- What you are asked to do:
In how many lines of the records does the string "console" appear? State only the number.

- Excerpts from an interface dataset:

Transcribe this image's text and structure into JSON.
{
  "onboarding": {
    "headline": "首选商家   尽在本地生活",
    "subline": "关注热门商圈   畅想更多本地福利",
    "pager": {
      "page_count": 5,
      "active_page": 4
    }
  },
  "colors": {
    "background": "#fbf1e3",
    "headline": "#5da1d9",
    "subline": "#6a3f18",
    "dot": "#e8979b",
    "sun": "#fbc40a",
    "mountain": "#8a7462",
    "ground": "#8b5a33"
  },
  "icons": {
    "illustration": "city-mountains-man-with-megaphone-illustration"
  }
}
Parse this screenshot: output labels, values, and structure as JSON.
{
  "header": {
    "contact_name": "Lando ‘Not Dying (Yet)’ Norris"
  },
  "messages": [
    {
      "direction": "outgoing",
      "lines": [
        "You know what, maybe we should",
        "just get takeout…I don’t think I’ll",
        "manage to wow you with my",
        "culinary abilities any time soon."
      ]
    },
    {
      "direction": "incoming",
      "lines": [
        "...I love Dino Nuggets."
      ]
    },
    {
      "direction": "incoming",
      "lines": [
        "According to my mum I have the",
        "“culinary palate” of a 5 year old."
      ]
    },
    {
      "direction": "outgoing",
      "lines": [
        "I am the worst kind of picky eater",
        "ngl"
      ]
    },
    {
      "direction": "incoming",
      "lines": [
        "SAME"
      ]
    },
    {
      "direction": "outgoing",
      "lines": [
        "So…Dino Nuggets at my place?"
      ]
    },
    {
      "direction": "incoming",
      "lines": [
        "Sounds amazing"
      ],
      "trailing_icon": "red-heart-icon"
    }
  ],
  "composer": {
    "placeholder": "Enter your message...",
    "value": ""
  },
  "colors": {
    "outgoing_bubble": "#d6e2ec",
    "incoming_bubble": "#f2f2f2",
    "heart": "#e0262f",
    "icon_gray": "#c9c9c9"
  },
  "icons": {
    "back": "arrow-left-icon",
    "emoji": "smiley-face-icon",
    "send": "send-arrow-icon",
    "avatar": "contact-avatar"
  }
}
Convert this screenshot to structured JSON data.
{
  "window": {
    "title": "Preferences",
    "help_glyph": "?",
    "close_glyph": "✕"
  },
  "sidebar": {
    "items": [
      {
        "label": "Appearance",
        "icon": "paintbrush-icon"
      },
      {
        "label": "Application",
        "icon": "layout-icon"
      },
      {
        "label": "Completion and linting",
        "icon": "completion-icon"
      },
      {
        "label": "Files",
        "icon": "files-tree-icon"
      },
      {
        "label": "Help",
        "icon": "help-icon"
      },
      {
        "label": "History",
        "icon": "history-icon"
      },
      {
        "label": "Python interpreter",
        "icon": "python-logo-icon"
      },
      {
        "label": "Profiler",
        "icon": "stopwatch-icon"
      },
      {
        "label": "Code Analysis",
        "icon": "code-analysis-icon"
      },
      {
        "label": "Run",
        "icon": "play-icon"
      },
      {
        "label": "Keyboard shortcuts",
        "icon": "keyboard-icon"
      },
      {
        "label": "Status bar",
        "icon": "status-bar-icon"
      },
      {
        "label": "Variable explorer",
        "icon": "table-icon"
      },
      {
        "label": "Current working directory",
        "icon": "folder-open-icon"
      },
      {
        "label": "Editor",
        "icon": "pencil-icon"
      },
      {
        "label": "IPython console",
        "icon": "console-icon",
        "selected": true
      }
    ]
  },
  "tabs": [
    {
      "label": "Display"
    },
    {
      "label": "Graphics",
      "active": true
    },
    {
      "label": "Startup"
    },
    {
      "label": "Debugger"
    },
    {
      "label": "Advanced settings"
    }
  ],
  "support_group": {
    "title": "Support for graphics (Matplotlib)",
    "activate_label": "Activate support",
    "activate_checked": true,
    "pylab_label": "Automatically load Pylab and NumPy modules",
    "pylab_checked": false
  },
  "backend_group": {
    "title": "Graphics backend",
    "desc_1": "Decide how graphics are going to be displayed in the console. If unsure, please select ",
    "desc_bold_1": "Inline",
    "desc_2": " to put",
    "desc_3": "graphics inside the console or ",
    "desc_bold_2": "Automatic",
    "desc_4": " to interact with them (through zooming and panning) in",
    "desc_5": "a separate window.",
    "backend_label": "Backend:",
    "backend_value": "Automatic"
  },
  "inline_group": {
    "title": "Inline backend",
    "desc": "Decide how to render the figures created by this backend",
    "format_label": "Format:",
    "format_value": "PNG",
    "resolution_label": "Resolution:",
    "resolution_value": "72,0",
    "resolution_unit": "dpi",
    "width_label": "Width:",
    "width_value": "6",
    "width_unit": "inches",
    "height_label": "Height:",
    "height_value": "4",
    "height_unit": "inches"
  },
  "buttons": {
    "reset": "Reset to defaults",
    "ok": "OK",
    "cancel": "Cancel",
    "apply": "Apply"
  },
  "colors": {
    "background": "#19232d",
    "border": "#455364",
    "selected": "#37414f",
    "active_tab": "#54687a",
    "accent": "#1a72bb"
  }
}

- Your solution:
4